**Task to complete:**
Find every line in the records below that contains "emit", and copy it.

[Records from a dataset]
--- START ---

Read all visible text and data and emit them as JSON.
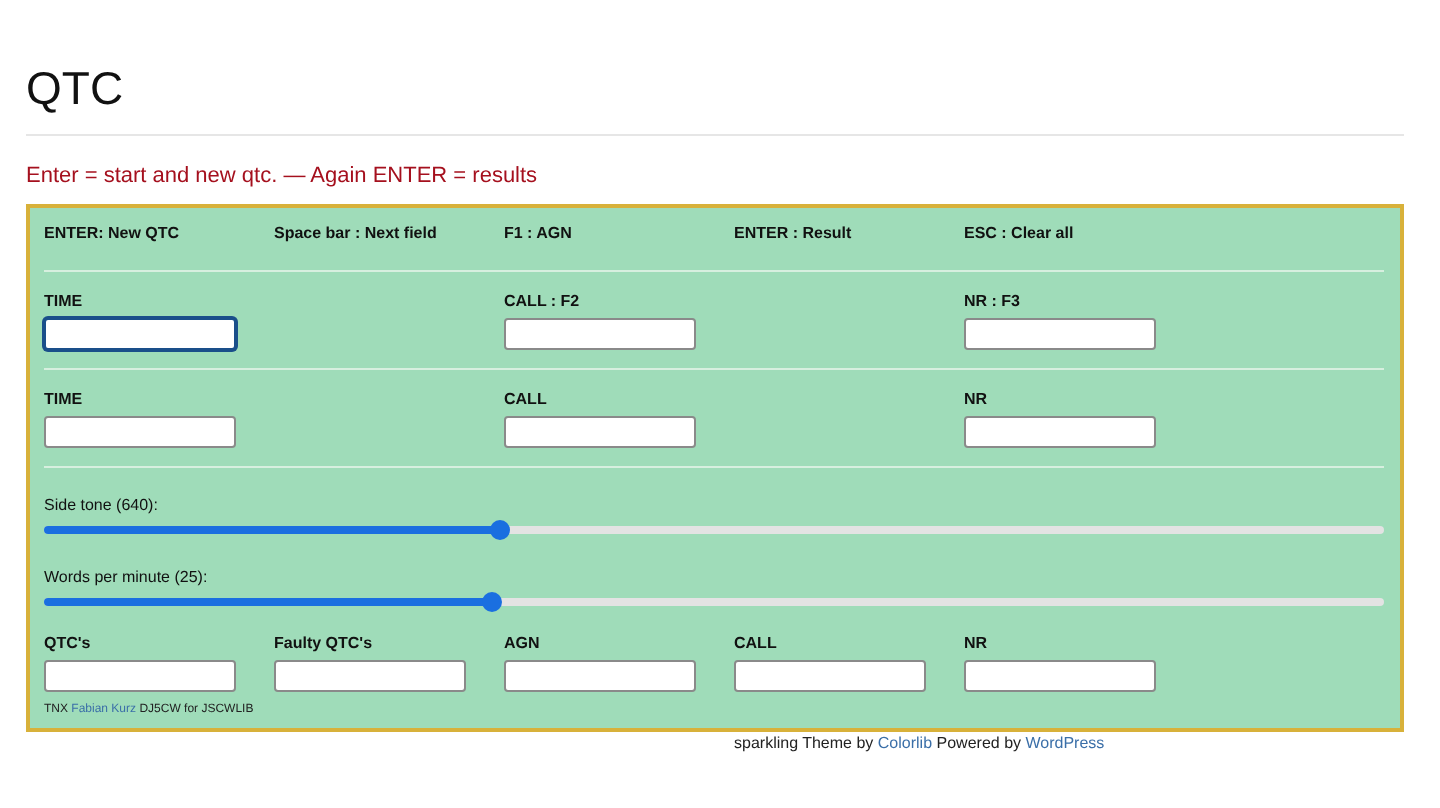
{
  "heading": "QTC",
  "hint": "Enter = start and new qtc. — Again ENTER = results",
  "shortcuts": [
    "ENTER: New QTC",
    "Space bar : Next field",
    "F1 : AGN",
    "ENTER : Result",
    "ESC : Clear all"
  ],
  "field_rows": [
    [
      {
        "label": "TIME",
        "focused": true
      },
      {
        "label": "CALL : F2",
        "focused": false
      },
      {
        "label": "NR : F3",
        "focused": false
      }
    ],
    [
      {
        "label": "TIME",
        "focused": false
      },
      {
        "label": "CALL",
        "focused": false
      },
      {
        "label": "NR",
        "focused": false
      }
    ]
  ],
  "sliders": [
    {
      "label": "Side tone (640):",
      "level": 0.34
    },
    {
      "label": "Words per minute (25):",
      "level": 0.335
    }
  ],
  "counters": [
    {
      "label": "QTC's"
    },
    {
      "label": "Faulty QTC's"
    },
    {
      "label": "AGN"
    },
    {
      "label": "CALL"
    },
    {
      "label": "NR"
    }
  ],
  "credit": {
    "prefix": "TNX",
    "link": "Fabian Kurz",
    "suffix": "DJ5CW for JSCWLIB"
  },
  "footer": {
    "text": "sparkling Theme by",
    "link": "Colorlib",
    "text_2": "Powered by",
    "link_2": "WordPress"
  }
}
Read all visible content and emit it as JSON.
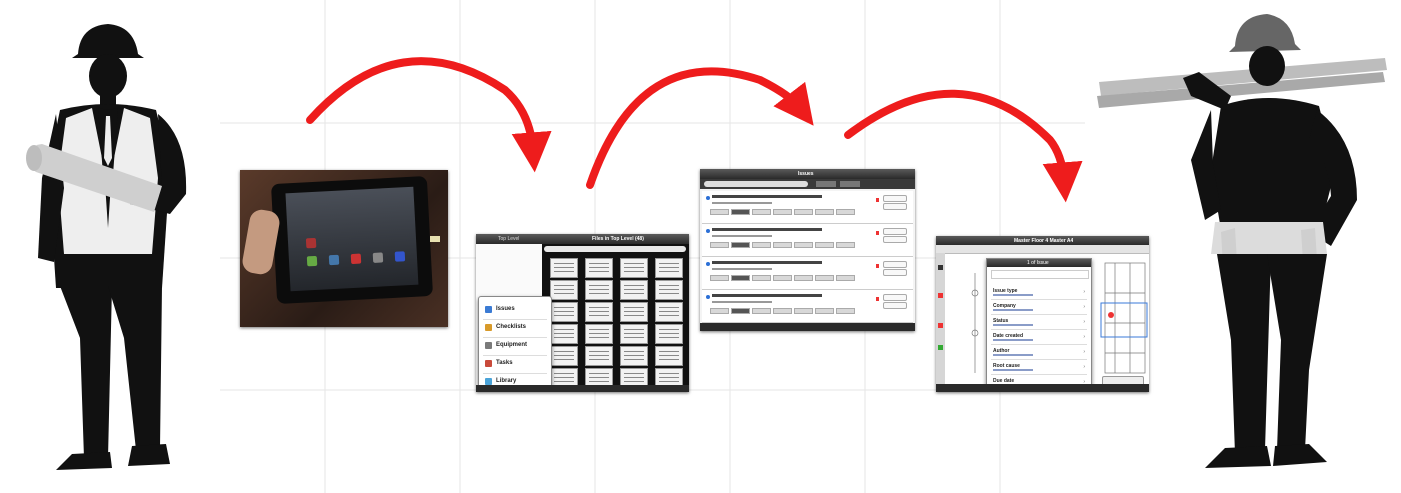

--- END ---

**Answer to this problem:**
Read all visible text and data and emit them as JSON.
Read all visible content and emit it as JSON.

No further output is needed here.